Yes, very much so. We’ve done several things throughout the year for the University. These two ads were particularly challenging because of the obvious exposure. They are Super Bowl ads. They are expensive to air, and they are going to be seen. We released them on the intranet at UR Med Center beforehand, and they apparently went viral. People were just blown away at how much feedback we were getting right away. It was extremely positive. I couldn’t be prouder to be able to work with the group of people that I did on this project.  They’re just phenomenally talented.

Q, What was your reaction, seeing these ads during the Super Bowl itself?

It was twofold. The first reaction is technical. I wanted to see how loud it was compared to the spots on either side of it, and how does it sound sonically compared to the spots around it.

The other is to just sit back and enjoy it, to realize this is the culmination, and see how people (family and friends) around the room react to it. I thought it played very, very well. I had just gotten a new flat panel TV. I hadn’t even dialed in the audio yet, which you would expect of an audio guy, so it was pretty much the factory setup, but it sounded great. My question for the people in the room about 3,000 Researchers was, can you understand what they’re saying because it’s really rapid fire, and they said absolutely, they could hear it all.

Q. How long have you been teaching audio and music engineering here?

I’ve been here since 2012.

Q, To teach this I would think you would have stand back and think objectively about what it is you do. Has that helped you do a better job doing this kind of creative work?

Absolutely.  It helps you reevaluate your process, when you’re trying to convey to someone how do I do this. You have to make it understandable and implementable, so students will say ‘oh I see what you’re doing’ and they can make it their own and do a similar task. By doing that, I’ve found that it has absolutely benefited me as well.

One of the beauties of the AME 194 program (LaVaque’s class on Audio for Visual Media), is we have friends and colleagues of mine and business associates from throughout the industry who come in and give their perspective, which is often quite different from mine. That was very much the intent, so the students would get a broad-based input on how to do this. 

(This year’s series starts Wednesday, Feb. 24, with an open forum lecture by Stacey Hersh,  owner of Staceland Music, who has been scoring films for Hallmark, Lifetime, and other networks for a good part of his career. The lecture starts at 6:30 p.m. in CSB 523)

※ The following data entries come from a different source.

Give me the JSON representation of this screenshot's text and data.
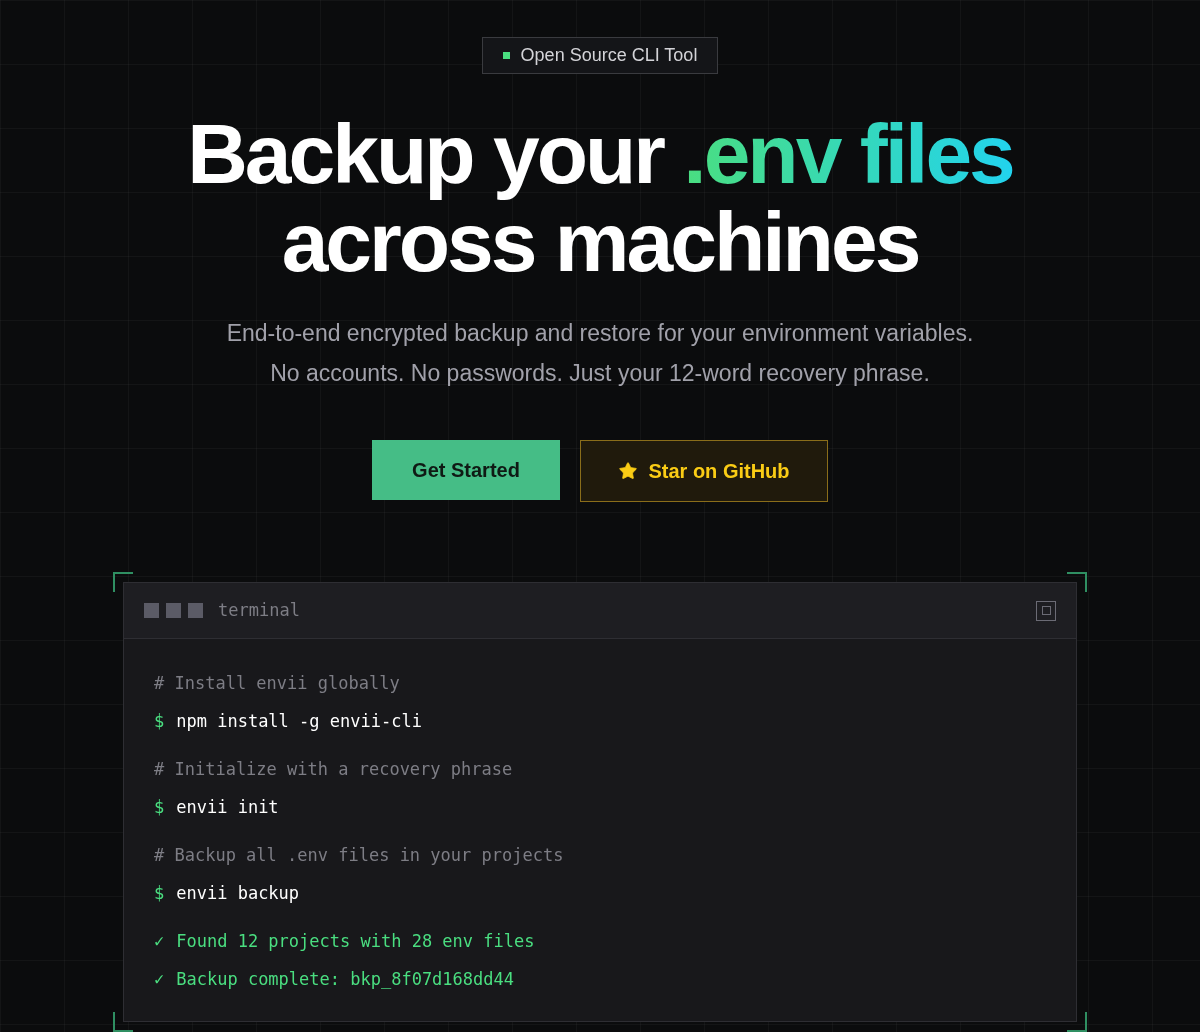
{
  "badge": {
    "label": "Open Source CLI Tool"
  },
  "headline": {
    "line1": "Backup your ",
    "highlight": ".env files",
    "line2": "across machines"
  },
  "subtitle": [
    "End-to-end encrypted backup and restore for your environment variables.",
    "No accounts. No passwords. Just your 12-word recovery phrase."
  ],
  "buttons": [
    {
      "kind": "primary",
      "label": "Get Started"
    },
    {
      "kind": "star",
      "label": "Star on GitHub"
    }
  ],
  "terminal": {
    "title": "terminal",
    "groups": [
      [
        {
          "kind": "comment",
          "text": "# Install envii globally"
        },
        {
          "kind": "command",
          "prompt": "$",
          "text": "npm install -g envii-cli"
        }
      ],
      [
        {
          "kind": "comment",
          "text": "# Initialize with a recovery phrase"
        },
        {
          "kind": "command",
          "prompt": "$",
          "text": "envii init"
        }
      ],
      [
        {
          "kind": "comment",
          "text": "# Backup all .env files in your projects"
        },
        {
          "kind": "command",
          "prompt": "$",
          "text": "envii backup"
        }
      ],
      [
        {
          "kind": "output",
          "prompt": "✓",
          "text": "Found 12 projects with 28 env files"
        },
        {
          "kind": "output",
          "prompt": "✓",
          "text": "Backup complete: bkp_8f07d168dd44"
        }
      ]
    ]
  }
}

Q, So how about the flip side: Did you experience anything during this project specifically that you can take back to the classes you teach?

Absolutely. In these spots there were things that I have specifically talked about in class – ‘okay, here’s an issue; how do we solve it?’ Because this was something the students have seen on TV, they can pick my brain directly. ‘Tell us about how you did this or that,’ and I can talk directly to that and give the definitive answer. So that’s a lot of fun.

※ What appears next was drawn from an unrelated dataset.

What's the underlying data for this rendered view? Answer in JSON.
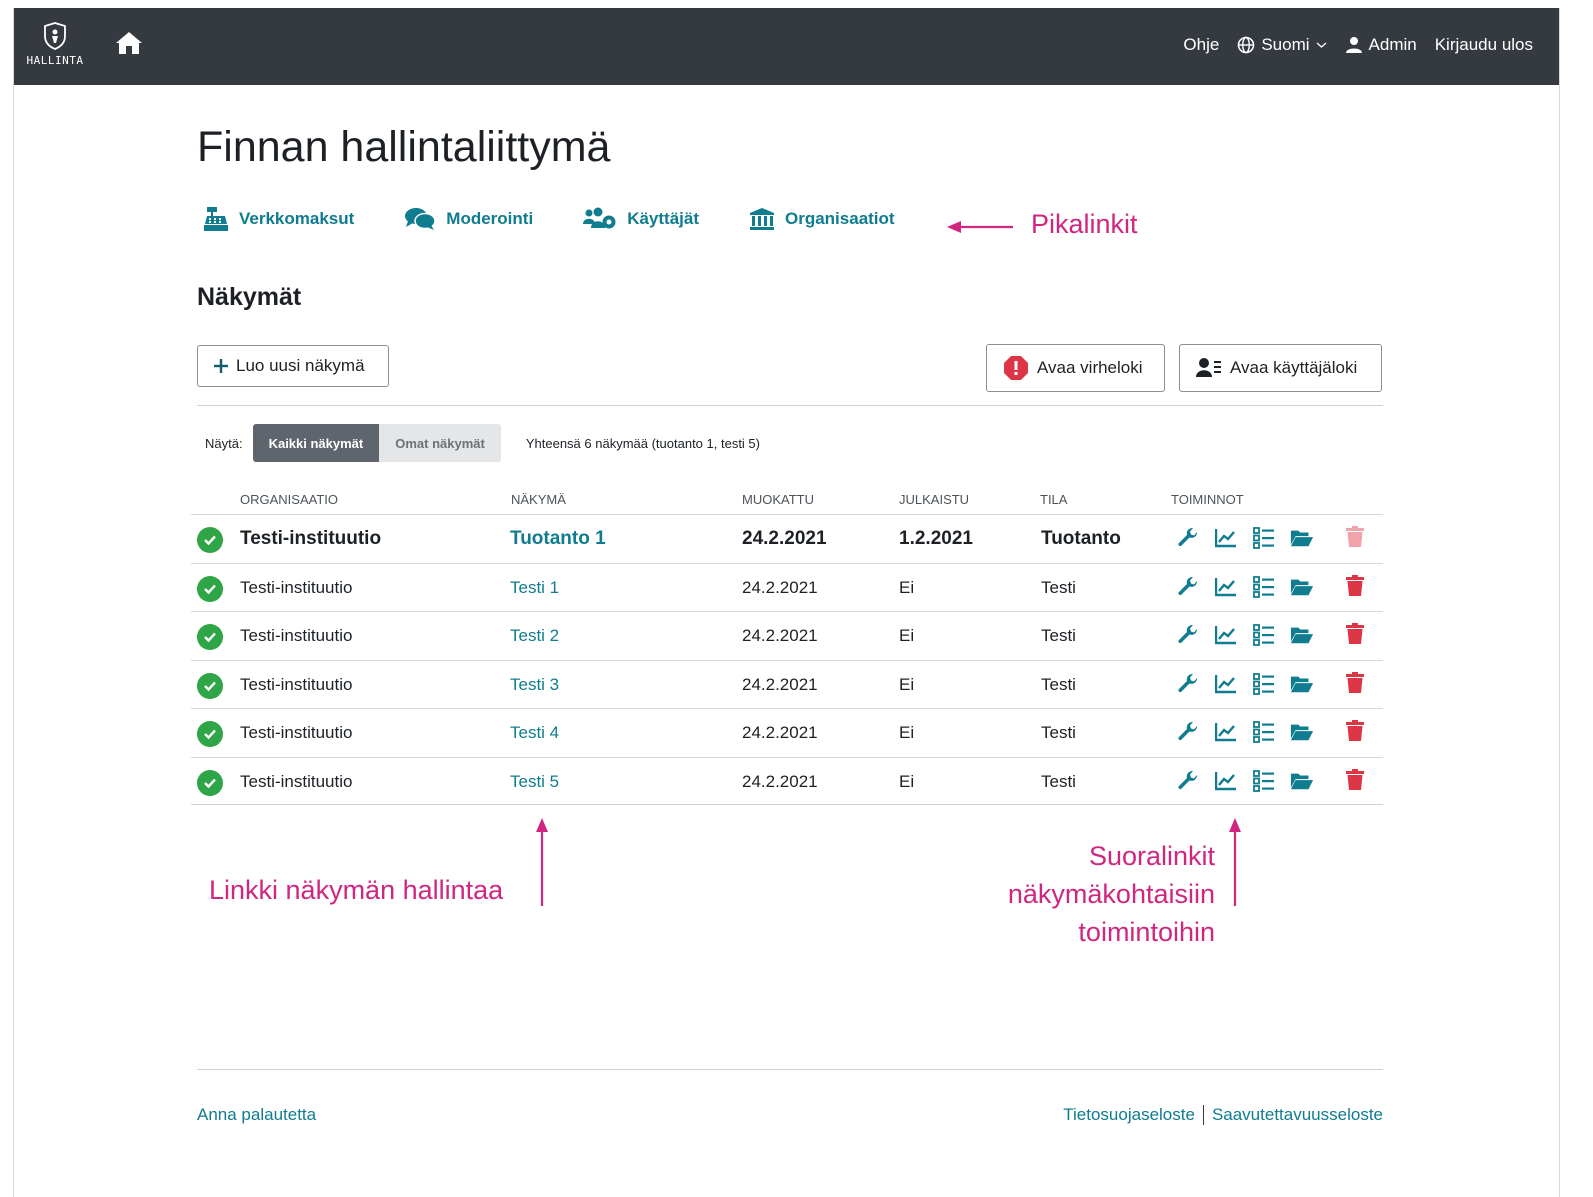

I’m very fortunate to have the opportunity to do this and I’m glad to share it with the students. They have such great tools to work with in this program. I try and instill in the students,  ‘you are not working on a dialed-down, dumbed -down student version of what you would use in the industry. You can do exactly what I did with these tools.’ That’s quite impressive, and that is such a great opportunity for these students.